This, to me, has been the true, lasting benefit to homeschooling in our family. Because you know what? At the end of the day, if my kids forget what years the Korean War took place, confuse a line from Hamlet with something from Macbeth, or grab a calculator to compute 281 x 59, rather than work it out in their heads or on paper? That's okay. Their lives and futures are not completely ruined. What really matters is that right now? They aren't always rolling their eyes at me. We aren't engaging in shouting matches. They aren't slamming doors, ignoring me, or doing everything they can to avoid my presence. We laugh so much at dinner, sometimes our food gets cold before we can even finish it.
I don't hate my teenagers. I don't even dislike them. They're really fantastic people. Homeschooling gave me the opportunity to discover this about them and for that alone, it has all been more than worth it.
5. You have permission to take ten minutes in the middle of the day to sit down and drink a cup of tea, away from your computer, cell phone, lesson plans, and other distractions.
6. You have permission to say, "I have no idea. To the internet!" any time your kids ask you something you cannot answer. One of the most common criticisms of homeschooling in the later years is: "No one can be an expert in every field children need to learn." True. But seriously, that's not as big of a deal as some people believe. I had *plenty* of teachers in middle school and high school that were far from experts themselves. And one of them? Was one of the best teachers I ever had. The first day of school, she came into the classroom, sat down at her desk and confessed, "I was hired to coach girls' volleyball and teach American History. This morning, I was told, 'Oh. We made a mistake. We need you to teach World History 1.' I am completely unprepared and have no idea what I'm doing, but that's all right. We are going to do this together."

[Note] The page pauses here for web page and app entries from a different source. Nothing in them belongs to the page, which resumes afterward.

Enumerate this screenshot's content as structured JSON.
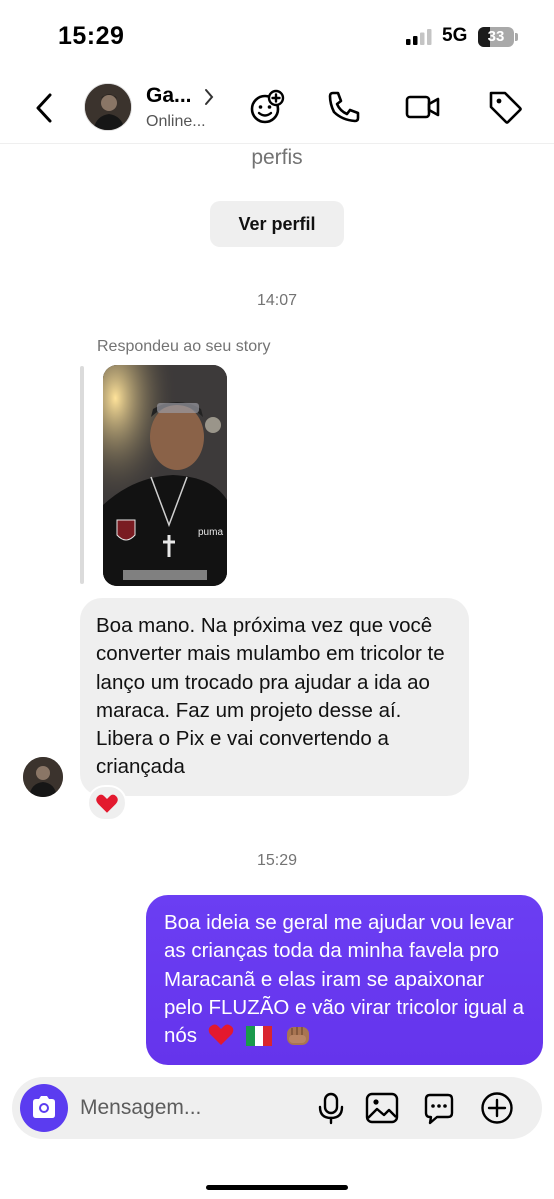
{
  "status_bar": {
    "time": "15:29",
    "network": "5G",
    "battery": "33"
  },
  "header": {
    "contact_name": "Ga...",
    "contact_status": "Online...",
    "icons": [
      "back-chevron-icon",
      "add-sticker-icon",
      "phone-icon",
      "video-camera-icon",
      "tag-icon"
    ]
  },
  "chat": {
    "profile_fragment": "perfis",
    "view_profile_label": "Ver perfil",
    "timestamp_1": "14:07",
    "reply_label": "Respondeu ao seu story",
    "incoming_message": "Boa mano. Na próxima vez que você converter mais mulambo em tricolor te lanço um trocado pra ajudar a ida ao maraca. Faz um projeto desse aí. Libera o Pix e vai convertendo a criançada",
    "reaction": "❤️",
    "timestamp_2": "15:29",
    "outgoing_message": "Boa ideia se geral me ajudar vou levar as crianças toda da minha favela pro Maracanã e elas iram se apaixonar pelo FLUZÃO e vão virar tricolor igual a nós",
    "outgoing_emojis": "❤️ 🇮🇹 👊🏽"
  },
  "composer": {
    "placeholder": "Mensagem...",
    "icons": [
      "camera-icon",
      "microphone-icon",
      "image-icon",
      "chat-bubble-icon",
      "plus-circle-icon"
    ]
  },
  "colors": {
    "accent": "#5b3cf0",
    "outgoing_bubble": "#6534ec",
    "incoming_bubble": "#efefef",
    "muted_text": "#737373"
  }
}
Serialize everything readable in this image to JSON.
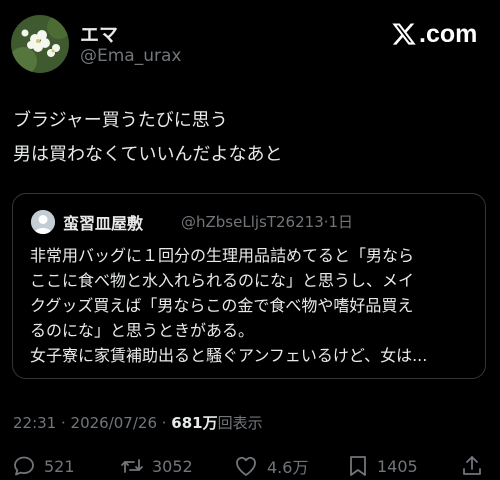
{
  "author": {
    "display_name": "エマ",
    "handle": "@Ema_urax"
  },
  "brand": {
    "text": ".com"
  },
  "tweet": {
    "lines": [
      "ブラジャー買うたびに思う",
      "男は買わなくていいんだよなあと"
    ]
  },
  "quoted": {
    "display_name": "蛮習皿屋敷",
    "handle_time": "@hZbseLljsT26213·1日",
    "lines": [
      "非常用バッグに１回分の生理用品詰めてると「男なら",
      "ここに食べ物と水入れられるのにな」と思うし、メイ",
      "クグッズ買えば「男ならこの金で食べ物や嗜好品買え",
      "るのにな」と思うときがある。",
      "女子寮に家賃補助出ると騒ぐアンフェいるけど、女は..."
    ]
  },
  "meta": {
    "timestamp": "22:31 · 2026/07/26 · ",
    "views_count": "681万",
    "views_label": "回表示"
  },
  "actions": {
    "replies": "521",
    "reposts": "3052",
    "likes": "4.6万",
    "bookmarks": "1405"
  },
  "colors": {
    "background": "#000000",
    "text": "#e7e9ea",
    "muted": "#71767b",
    "border": "#333639"
  },
  "icons": [
    "reply-icon",
    "repost-icon",
    "like-icon",
    "bookmark-icon",
    "share-icon",
    "x-logo-icon"
  ]
}
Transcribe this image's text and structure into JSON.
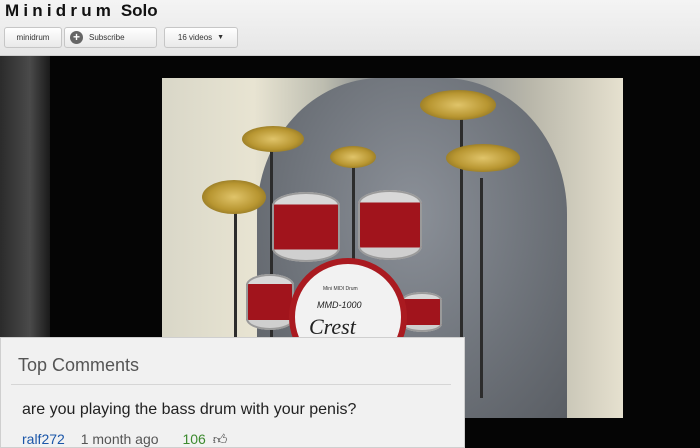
{
  "header": {
    "title_spaced": "Minidrum",
    "title_rest": "Solo",
    "channel_button": "minidrum",
    "subscribe_icon": "plus-icon",
    "subscribe_button": "Subscribe",
    "videos_button": "16 videos",
    "videos_caret": "▼"
  },
  "video": {
    "drum_brand_small": "Mini MIDI Drum",
    "drum_model": "MMD-1000",
    "drum_brand": "Crest"
  },
  "comments": {
    "heading": "Top Comments",
    "items": [
      {
        "text": "are you playing the bass drum with your penis?",
        "user": "ralf272",
        "time": "1 month ago",
        "likes": "106",
        "like_icon": "thumbs-up-icon"
      }
    ]
  },
  "colors": {
    "link": "#1b56a8",
    "likes": "#3c8a2e",
    "drum_red": "#a1141c"
  }
}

The class was fun, engaging, and interesting. When our teacher was unsure of something, she readily admitted it and sent one of us to the library for the answer. (Oh, those pre-internet days!) One of the best lessons I got from that class was that grown-ups don't have to have all the answers, and that it's okay to say so and go out and find them.
7. You have permission to play hooky every now and then. I don't know why, but it seems to me that in many homeschooling families, once the children age past field trips to the petting farm, school becomes School: Now We Really Mean It! Yes, your kids' studies are very important, but if the weather is great and you've been working hard for several weeks, take the day off! Call it an in-service day. Remember those? Get out and enjoy being a family. (Refer back to #3 & 4 here.)
8. You have permission to not be perfect.
9. You have permission to believe in yourself.
10. You have permission to homeschool your teenagers. Just like when they were younger. Because whether they are 5 or 15, it's still legal to homeschool them in all 50 states. As long as you are following the laws that govern homeschooling where you are, you really don't have to answer to anyone else. Not rabid homeschool critics. Not well-meaning friends. Not random store clerks who can't imagine why you would deny your children the social "opportunities" your local school provides.
Love them. Like them. Cherish them. These are your children.
Who am I to be giving out all this permission? I'm nobody. But I do know moms. We are our own worst critics. Sometimes, I think it's hard to give ourselves permission for things that in truth, don't actually require anyone's express permission at all. So, while I've said it, it's not really about permission. It's just a reminder of things you already know, but sometimes forget. You can do this, Moms.
Have a great homeschooling year!